The ABLE Act states that amounts in an ABLE account or contributions to an ABLE account and pay-outs for qualified disability expenses should not be counted for federal means-tested programs. Consistent with Internal Revenue Service and Social Security Administration policy, the HUD notice clarifies that, for the purpose of determining eligibility and continued occupancy for a list of key HUD programs, HUD will disregard amounts in the individual’s ABLE account. Some people with disabilities and their families have heard confusing or inaccurate information about whether or not participation in ABLE could threaten their receipt of other critical federal benefits. The notice is good news for people in HUD-funded programs and should be helpful in addressing questions about the treatment of ABLE account funds.

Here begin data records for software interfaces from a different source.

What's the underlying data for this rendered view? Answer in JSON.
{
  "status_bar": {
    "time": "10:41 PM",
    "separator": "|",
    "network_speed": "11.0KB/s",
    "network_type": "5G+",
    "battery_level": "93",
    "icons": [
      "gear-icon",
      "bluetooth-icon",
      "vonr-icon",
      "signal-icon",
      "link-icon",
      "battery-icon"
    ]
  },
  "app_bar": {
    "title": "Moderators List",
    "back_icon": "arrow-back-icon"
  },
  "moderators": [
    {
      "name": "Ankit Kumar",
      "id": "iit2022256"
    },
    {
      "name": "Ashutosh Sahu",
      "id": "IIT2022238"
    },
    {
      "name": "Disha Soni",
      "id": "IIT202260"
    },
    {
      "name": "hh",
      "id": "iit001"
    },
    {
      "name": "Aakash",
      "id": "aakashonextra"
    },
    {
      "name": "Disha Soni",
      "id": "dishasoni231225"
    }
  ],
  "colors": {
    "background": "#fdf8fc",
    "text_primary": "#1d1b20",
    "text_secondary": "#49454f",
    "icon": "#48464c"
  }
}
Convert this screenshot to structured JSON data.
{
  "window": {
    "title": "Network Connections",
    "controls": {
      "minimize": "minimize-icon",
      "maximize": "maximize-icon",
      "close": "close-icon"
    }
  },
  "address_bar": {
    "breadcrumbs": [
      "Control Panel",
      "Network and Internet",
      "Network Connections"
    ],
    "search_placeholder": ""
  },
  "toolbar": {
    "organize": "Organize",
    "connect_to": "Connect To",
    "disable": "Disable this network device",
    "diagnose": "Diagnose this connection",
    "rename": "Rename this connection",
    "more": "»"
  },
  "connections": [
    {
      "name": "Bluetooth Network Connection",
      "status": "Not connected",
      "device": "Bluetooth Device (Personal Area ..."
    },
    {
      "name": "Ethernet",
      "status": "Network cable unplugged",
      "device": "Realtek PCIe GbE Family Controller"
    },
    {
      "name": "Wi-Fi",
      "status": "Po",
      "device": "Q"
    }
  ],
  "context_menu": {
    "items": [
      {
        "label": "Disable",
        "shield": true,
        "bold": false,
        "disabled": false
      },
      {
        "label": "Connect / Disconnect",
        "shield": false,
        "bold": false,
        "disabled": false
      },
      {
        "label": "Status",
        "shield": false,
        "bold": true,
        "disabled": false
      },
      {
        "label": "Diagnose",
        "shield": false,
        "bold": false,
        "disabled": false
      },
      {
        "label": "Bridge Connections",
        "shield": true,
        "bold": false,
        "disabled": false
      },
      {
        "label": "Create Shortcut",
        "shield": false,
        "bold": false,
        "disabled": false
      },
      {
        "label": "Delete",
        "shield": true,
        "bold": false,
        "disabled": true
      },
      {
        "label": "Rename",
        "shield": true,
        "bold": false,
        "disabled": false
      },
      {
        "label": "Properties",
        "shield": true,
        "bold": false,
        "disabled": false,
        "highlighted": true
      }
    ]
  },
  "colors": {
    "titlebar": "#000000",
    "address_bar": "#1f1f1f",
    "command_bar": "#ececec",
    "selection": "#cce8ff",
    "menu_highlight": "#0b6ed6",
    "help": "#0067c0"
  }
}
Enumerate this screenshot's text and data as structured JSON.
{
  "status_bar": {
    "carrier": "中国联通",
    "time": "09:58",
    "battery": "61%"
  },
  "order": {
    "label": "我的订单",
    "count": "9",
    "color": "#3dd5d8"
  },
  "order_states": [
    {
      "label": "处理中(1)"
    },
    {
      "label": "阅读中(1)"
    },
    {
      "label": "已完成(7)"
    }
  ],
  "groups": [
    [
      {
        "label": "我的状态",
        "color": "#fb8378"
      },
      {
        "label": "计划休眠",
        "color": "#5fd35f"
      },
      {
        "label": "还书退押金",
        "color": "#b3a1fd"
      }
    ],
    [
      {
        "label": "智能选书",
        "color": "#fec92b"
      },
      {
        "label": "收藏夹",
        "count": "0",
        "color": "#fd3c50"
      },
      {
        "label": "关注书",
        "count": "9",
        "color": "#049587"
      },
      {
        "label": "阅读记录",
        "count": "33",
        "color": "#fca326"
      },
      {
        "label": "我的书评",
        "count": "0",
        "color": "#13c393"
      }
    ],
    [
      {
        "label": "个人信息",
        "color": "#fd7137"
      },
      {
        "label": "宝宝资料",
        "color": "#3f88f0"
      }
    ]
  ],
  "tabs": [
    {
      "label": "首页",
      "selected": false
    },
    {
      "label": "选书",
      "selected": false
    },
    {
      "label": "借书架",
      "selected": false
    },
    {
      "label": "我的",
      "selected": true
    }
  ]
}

Senators Orrin Hatch (R-UT) and Tim Kaine (D-VA) have introduced the “Fair Housing Improvement Act of 2018” (S. 3612). The bill would expand the Fair Housing Act’s protections to prohibit housing discrimination based on source of income or veteran status. Under the bill, source of income includes a Section 8 housing voucher or other form of federal, state, or local housing assistance; Social Security or Supplemental Security Income; income received by court order, including spousal support and child support; and payment from a trust, guardian, or conservator. The bill has been referred to the Senate Committee on Banking, Housing, and Urban Affairs. The Arc strongly supports this legislation.